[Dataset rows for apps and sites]
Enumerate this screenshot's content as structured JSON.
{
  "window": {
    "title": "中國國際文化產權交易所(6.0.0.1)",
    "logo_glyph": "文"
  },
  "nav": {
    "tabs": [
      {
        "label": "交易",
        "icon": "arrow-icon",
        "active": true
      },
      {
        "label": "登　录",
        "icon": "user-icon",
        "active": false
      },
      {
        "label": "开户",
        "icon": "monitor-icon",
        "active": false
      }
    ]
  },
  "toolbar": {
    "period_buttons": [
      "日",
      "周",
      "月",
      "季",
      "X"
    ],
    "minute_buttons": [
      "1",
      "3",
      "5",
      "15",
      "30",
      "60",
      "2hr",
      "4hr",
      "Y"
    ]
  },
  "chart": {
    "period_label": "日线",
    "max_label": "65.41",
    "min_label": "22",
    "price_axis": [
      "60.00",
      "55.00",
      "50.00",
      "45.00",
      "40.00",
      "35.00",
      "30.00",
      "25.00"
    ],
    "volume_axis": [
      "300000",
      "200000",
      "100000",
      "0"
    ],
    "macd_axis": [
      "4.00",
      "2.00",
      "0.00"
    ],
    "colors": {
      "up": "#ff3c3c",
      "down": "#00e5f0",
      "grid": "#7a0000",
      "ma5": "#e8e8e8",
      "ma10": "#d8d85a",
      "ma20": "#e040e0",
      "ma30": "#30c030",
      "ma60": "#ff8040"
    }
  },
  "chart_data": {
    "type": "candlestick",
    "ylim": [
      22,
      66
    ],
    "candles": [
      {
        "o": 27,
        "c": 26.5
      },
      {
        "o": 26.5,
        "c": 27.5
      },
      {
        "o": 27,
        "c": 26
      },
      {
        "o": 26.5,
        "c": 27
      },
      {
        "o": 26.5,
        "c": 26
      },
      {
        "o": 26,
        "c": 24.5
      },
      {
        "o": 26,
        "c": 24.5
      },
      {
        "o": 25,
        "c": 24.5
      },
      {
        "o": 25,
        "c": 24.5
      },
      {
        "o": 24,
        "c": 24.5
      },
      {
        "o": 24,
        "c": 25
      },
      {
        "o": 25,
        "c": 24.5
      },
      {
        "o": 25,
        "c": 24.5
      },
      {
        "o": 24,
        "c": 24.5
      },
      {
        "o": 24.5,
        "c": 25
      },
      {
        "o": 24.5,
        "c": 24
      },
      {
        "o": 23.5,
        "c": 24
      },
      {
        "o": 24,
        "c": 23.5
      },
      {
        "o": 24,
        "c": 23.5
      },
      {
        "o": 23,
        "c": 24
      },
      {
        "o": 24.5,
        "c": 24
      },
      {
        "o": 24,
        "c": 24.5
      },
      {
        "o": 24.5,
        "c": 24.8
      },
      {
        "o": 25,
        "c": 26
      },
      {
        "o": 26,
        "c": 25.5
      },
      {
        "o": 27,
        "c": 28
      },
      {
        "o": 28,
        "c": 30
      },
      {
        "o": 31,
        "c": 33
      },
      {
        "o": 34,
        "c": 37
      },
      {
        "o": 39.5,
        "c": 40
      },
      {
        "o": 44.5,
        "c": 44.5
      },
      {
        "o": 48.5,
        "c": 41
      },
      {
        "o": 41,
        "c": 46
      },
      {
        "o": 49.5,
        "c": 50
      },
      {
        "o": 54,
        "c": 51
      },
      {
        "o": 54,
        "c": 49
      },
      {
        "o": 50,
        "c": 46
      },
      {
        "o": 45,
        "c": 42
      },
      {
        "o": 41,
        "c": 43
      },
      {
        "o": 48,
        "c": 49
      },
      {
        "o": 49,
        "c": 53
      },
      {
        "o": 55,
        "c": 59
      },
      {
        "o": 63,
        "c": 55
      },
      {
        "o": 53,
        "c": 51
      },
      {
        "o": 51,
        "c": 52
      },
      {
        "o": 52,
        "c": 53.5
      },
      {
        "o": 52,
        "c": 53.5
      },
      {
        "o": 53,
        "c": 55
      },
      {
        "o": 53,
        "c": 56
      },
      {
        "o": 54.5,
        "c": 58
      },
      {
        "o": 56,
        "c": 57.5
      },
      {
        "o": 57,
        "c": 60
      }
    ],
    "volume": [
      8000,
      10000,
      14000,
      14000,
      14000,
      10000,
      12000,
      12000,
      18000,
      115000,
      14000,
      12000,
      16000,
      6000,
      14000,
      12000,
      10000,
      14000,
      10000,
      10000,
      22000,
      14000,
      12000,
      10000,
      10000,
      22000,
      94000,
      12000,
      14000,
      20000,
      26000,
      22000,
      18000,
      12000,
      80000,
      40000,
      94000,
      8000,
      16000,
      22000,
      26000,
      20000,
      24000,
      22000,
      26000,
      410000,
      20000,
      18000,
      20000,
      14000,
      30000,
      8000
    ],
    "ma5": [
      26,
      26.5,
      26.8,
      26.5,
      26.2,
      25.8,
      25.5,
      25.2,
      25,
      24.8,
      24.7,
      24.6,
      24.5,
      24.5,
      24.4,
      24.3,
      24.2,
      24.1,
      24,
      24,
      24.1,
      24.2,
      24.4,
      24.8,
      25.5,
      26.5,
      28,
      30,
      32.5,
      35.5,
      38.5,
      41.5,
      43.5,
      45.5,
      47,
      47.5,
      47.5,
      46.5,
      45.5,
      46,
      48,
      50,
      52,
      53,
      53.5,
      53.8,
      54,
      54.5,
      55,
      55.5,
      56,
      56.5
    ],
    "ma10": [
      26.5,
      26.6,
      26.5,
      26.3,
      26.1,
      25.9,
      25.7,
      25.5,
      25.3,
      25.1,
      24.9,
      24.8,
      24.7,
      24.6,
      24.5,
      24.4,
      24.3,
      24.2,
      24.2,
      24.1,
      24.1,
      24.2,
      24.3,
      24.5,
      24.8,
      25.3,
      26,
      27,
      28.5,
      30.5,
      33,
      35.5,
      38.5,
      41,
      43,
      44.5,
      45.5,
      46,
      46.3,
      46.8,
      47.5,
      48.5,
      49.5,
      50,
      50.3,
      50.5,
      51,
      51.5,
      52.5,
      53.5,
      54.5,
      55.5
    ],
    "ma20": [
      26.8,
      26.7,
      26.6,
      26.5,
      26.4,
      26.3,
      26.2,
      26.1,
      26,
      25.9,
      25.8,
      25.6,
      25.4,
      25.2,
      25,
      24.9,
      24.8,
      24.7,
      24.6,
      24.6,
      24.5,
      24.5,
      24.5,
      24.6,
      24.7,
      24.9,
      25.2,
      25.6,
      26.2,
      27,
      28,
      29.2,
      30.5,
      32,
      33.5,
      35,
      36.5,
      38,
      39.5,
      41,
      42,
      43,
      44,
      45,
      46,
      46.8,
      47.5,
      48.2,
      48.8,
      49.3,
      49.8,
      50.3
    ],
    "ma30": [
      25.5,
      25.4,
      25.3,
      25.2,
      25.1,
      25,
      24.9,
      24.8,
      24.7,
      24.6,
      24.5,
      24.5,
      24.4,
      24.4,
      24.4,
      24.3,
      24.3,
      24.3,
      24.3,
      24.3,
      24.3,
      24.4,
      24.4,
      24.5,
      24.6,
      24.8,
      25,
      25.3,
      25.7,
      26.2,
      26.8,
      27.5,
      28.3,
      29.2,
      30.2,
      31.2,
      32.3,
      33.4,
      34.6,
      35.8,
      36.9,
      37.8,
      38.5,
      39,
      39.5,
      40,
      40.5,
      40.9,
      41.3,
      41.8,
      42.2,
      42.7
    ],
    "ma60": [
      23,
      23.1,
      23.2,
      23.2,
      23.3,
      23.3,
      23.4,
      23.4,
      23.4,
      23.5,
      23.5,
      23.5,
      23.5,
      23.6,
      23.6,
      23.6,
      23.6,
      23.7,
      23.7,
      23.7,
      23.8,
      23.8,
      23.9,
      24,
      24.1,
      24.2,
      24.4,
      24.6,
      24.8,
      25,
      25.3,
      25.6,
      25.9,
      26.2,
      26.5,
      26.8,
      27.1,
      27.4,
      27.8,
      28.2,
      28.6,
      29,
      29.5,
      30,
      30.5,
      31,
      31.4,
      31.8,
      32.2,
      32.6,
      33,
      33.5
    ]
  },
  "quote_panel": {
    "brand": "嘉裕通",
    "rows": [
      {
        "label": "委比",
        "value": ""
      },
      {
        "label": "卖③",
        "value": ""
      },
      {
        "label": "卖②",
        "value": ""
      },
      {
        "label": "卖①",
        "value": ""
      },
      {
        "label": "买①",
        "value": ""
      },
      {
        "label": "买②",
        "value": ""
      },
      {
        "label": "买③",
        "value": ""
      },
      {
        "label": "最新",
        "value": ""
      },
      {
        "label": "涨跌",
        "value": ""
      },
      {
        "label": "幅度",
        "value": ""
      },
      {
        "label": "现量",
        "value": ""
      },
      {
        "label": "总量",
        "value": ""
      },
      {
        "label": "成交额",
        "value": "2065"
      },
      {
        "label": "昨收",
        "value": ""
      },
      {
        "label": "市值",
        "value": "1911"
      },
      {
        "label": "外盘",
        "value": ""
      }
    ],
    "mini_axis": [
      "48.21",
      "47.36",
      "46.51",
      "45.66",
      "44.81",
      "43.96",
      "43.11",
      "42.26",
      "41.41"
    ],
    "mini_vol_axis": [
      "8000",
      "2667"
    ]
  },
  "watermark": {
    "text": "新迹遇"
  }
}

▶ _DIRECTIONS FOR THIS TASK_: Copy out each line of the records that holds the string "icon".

▶ _ANSWER SECTION_:
        "icon": "arrow-icon",
        "icon": "user-icon",
        "icon": "monitor-icon",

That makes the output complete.